Putting the “Contract” in Contractor

The term “contractor” may now be a synonym for independent builder, but the etymology of the word should indicate how this relationship is allowed to function. Every job or employer should be accompanied by a new contract. This contract should outline crucial details like:

  • A comprehensive description of work to be performed
  • Project deadlines
  • Quality standards
  • Payment procedures
  • Indemnification agreements

The last point is the most crucial one. Indemnity is a security against loss, for example, ensuring the contractor is exempt from legal responsibility for his or her actions. In other words, it serves as insurance. Contracts will often specify the types of insurance required, but indemnity agreements also encompass known areas of risk and where liability will land based on those risks.

For example, a structure that was not built up to code may be in danger of collapsing no matter how skilled a contractor is renovating it. Indemnity agreements preemptively assign responsibility in scenarios like these to prevent blame improperly falling upon parties undeserving of the consequences.

Contractors Insurance

The most effective means of protecting against risk is to have contractors insurance. The policy should cover assets, work performed, liability and workers’ compensation. Contractors should carefully read the declarations section of their policy to see word-for-word what is covered. They should also be certain to scan the exclusions section in order to determine the situations that will not be covered.

Follow OSHA and Building Codes

In the past, mistakes were made that cost workers their lives and property owners their valuable assets. Such mistakes led to the implementation and enforcement of government regulations to avoid future problems.

Worksite code governs how employees are treated and how dangerous conditions are addressed, dictating safety standards and procedures. Following these guidelines helps remove liability risk, although it cannot negate risk entirely.

Similarly, building codes exist to protect property owners from issues like faulty wiring, structural collapse, toxic fume exposure and other problems that could occur from work performed. Without regulation, asbestos ceilings and lead-based paint would still be commonplace. Since no one construction worker is a structural engineer, an electrical engineer, a chemist, a physicist or a doctor, building codes help prevent dangerous mistakes that might unintentionally occur.

Subcontractor Diligence

Just as the property owner or the project manager wants to avoid assuming risk from contractors, contractors who hire out subcontractors should ensure that they will not be held accountable for actions performed by the subcontractor. Subcontractor contracts must be drafted and reviewed just as carefully as initial contracts, and these parties should carry their own insurance in most instances.

Those hiring subcontractors are still obligated to practice due diligence, in the sense that they must screen for subcontractors that have the knowledge and experience to perform the work according to the standards laid out in the initial contract.

Use the Knowledge of People Who Understand Risk the Best

Review your risk portfolio with an insurance agent to become aware of common risks and liabilities associated with your profession.
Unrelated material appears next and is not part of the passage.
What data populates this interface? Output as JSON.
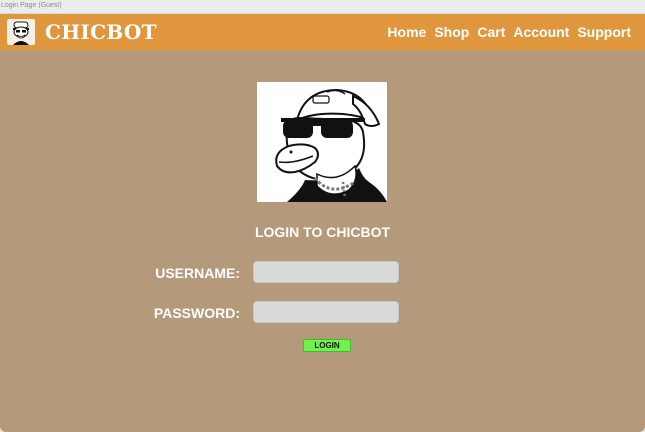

Agencies can provide resources like safety manuals and inform you of common risk scenarios. They can also recommend legal counseling so that contracts will not place undue burdens on any parties, especially yours.

Practices like this may seem like a headache, but they can prevent even worse headaches from occurring down the line. By exercising risk management practices, you can rest assured that if something goes wrong, no one will unjustly take the fall for someone else.